(Study material Opens)
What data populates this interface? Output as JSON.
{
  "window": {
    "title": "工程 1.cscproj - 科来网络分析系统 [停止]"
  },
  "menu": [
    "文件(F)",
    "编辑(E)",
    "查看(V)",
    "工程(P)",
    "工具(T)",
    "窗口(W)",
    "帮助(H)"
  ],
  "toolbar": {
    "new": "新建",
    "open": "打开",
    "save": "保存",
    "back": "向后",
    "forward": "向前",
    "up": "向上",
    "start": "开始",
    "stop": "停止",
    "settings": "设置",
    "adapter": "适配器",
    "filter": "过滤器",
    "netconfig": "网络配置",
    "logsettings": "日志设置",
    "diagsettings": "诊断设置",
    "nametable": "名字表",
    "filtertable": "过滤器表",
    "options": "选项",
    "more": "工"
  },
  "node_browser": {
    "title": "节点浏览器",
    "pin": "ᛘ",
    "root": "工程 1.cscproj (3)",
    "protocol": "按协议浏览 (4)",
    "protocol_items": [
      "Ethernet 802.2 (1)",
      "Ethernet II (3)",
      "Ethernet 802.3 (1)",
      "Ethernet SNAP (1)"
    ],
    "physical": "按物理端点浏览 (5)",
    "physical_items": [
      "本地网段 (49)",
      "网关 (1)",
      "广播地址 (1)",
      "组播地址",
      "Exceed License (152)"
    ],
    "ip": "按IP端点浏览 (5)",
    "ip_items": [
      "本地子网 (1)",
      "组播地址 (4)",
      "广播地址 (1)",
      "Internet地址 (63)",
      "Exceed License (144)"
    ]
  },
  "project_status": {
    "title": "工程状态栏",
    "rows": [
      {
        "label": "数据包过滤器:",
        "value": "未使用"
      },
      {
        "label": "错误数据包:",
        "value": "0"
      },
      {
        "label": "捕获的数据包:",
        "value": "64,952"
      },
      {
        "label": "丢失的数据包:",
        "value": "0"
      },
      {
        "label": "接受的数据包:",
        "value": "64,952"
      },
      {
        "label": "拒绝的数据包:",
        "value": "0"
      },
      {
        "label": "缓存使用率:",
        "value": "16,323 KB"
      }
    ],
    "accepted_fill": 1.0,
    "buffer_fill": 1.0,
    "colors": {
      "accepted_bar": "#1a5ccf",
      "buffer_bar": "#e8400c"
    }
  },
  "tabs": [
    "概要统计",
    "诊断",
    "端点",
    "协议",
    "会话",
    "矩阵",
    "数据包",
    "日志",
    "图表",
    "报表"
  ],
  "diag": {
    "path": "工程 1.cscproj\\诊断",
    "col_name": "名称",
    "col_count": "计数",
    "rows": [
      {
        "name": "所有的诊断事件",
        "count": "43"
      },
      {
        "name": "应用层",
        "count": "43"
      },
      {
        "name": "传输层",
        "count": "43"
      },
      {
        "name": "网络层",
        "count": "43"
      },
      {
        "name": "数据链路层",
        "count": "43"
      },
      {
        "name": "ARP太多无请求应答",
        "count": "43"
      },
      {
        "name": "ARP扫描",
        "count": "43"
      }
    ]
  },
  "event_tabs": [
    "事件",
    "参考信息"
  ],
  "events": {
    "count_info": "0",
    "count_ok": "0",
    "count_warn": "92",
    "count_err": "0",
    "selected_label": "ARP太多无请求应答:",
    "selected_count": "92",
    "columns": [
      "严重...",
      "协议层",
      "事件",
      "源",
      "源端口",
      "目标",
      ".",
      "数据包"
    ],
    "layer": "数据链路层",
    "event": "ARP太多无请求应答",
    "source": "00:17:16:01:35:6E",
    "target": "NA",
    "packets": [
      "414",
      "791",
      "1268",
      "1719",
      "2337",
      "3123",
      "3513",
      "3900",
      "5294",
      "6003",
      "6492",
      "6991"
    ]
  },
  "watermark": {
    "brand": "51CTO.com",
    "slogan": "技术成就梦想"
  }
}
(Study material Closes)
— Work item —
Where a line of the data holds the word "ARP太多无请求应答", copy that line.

— Solution —
        "name": "ARP太多无请求应答",
    "selected_label": "ARP太多无请求应答:",
    "event": "ARP太多无请求应答",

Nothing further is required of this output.